• [What to work on] Review the material line by line. Identify and copy every line that contains the string "text".

• [Supplied records]
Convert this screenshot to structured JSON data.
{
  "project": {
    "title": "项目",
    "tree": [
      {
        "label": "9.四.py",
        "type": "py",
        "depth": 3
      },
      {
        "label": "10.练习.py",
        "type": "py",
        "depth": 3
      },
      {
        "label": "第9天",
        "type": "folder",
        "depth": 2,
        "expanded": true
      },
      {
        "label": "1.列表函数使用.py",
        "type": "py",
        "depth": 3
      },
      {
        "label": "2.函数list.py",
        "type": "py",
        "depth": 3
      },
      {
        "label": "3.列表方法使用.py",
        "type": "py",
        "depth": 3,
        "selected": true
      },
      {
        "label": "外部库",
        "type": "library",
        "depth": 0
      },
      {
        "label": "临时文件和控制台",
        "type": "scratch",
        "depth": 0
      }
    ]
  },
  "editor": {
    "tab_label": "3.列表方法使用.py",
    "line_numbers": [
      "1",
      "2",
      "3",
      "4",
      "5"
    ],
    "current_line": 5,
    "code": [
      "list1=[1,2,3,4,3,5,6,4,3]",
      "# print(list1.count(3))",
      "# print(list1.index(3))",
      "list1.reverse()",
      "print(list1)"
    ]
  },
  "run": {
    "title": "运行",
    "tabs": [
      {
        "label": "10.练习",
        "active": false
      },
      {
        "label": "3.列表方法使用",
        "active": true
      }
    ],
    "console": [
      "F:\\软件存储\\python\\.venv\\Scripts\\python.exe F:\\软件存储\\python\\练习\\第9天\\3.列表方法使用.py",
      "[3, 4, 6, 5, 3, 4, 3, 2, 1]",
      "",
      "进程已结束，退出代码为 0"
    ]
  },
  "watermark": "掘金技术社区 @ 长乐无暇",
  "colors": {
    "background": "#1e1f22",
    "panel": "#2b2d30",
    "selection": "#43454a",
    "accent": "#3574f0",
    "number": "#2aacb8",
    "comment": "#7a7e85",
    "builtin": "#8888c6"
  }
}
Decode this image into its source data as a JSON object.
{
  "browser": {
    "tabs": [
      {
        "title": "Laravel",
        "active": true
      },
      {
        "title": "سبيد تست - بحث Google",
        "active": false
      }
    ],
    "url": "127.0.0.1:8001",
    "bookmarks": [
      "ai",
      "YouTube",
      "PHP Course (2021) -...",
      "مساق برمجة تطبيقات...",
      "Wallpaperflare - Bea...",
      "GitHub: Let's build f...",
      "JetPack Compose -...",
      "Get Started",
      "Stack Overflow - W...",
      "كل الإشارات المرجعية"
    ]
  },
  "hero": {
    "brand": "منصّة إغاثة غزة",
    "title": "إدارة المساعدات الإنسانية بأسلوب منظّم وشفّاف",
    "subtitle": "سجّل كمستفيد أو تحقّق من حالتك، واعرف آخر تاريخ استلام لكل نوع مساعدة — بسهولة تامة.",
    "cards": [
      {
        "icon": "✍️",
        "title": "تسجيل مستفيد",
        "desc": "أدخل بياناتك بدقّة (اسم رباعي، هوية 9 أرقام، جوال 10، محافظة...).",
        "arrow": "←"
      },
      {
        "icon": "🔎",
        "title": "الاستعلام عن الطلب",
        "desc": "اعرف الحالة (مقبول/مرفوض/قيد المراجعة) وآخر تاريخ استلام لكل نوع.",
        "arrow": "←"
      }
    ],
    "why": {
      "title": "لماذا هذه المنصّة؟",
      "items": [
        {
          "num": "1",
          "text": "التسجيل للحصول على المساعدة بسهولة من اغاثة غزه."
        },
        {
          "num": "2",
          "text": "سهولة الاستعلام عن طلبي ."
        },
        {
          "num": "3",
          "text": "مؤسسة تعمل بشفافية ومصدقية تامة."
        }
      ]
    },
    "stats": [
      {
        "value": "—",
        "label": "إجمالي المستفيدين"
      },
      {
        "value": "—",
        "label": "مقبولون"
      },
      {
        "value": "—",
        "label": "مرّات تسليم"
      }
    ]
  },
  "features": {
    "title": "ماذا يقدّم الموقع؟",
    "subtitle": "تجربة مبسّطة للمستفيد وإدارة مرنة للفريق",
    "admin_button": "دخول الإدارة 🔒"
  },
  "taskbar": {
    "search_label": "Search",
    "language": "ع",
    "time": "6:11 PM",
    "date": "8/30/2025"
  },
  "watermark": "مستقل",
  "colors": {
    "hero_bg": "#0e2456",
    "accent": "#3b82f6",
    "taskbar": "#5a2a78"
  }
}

• [Response]
          "text": "التسجيل للحصول على المساعدة بسهولة من اغاثة غزه."
          "text": "سهولة الاستعلام عن طلبي ."
          "text": "مؤسسة تعمل بشفافية ومصدقية تامة."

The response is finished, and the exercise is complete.